PROBLEM REQUIREMENTS: Take every line from the listing below that includes "info" and copy it.
------
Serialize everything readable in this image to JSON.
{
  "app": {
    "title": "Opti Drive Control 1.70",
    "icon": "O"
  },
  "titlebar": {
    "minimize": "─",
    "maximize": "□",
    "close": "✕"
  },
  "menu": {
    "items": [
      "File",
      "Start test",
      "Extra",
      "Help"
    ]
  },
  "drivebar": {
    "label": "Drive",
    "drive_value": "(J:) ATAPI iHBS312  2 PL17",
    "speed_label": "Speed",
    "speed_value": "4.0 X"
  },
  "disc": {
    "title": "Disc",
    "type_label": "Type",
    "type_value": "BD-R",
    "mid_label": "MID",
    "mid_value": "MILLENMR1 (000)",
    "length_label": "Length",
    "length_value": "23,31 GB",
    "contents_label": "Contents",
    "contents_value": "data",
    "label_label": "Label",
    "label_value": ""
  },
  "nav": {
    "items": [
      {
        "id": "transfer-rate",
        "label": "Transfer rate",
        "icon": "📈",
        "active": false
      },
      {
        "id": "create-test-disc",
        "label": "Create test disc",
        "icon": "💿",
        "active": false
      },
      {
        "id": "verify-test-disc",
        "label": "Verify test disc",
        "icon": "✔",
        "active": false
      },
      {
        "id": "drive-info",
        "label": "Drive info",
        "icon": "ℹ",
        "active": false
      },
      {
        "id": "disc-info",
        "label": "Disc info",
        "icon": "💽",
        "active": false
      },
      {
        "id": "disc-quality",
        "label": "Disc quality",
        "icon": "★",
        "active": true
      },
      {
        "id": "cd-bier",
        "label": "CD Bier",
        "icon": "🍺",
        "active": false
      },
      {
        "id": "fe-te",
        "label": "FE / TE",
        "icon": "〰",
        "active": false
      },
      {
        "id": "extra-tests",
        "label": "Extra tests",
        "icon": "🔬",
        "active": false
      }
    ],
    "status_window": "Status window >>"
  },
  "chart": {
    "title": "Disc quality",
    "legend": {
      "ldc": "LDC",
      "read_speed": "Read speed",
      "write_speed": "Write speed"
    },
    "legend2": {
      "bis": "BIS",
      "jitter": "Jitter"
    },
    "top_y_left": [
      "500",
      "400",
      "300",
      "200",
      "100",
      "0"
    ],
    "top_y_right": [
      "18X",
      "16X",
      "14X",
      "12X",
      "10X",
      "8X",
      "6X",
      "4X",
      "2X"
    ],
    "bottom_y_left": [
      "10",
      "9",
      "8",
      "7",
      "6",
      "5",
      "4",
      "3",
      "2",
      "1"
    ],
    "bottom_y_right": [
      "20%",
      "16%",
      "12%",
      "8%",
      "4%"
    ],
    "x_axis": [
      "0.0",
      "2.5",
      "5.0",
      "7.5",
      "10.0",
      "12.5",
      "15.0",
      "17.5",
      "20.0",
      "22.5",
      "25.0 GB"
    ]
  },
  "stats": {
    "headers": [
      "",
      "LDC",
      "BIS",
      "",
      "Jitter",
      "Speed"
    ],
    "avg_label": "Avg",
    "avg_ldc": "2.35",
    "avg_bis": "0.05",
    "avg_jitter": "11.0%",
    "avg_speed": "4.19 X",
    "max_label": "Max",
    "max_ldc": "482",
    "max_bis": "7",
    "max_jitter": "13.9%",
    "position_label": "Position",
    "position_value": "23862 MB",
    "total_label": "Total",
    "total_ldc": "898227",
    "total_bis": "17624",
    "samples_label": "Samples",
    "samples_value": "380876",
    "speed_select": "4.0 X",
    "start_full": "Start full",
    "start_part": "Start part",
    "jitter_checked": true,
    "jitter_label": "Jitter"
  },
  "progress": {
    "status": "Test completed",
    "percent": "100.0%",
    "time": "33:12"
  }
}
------
RESULT FOR THIS TASK:
        "id": "drive-info",
        "label": "Drive info",
        "id": "disc-info",
        "label": "Disc info",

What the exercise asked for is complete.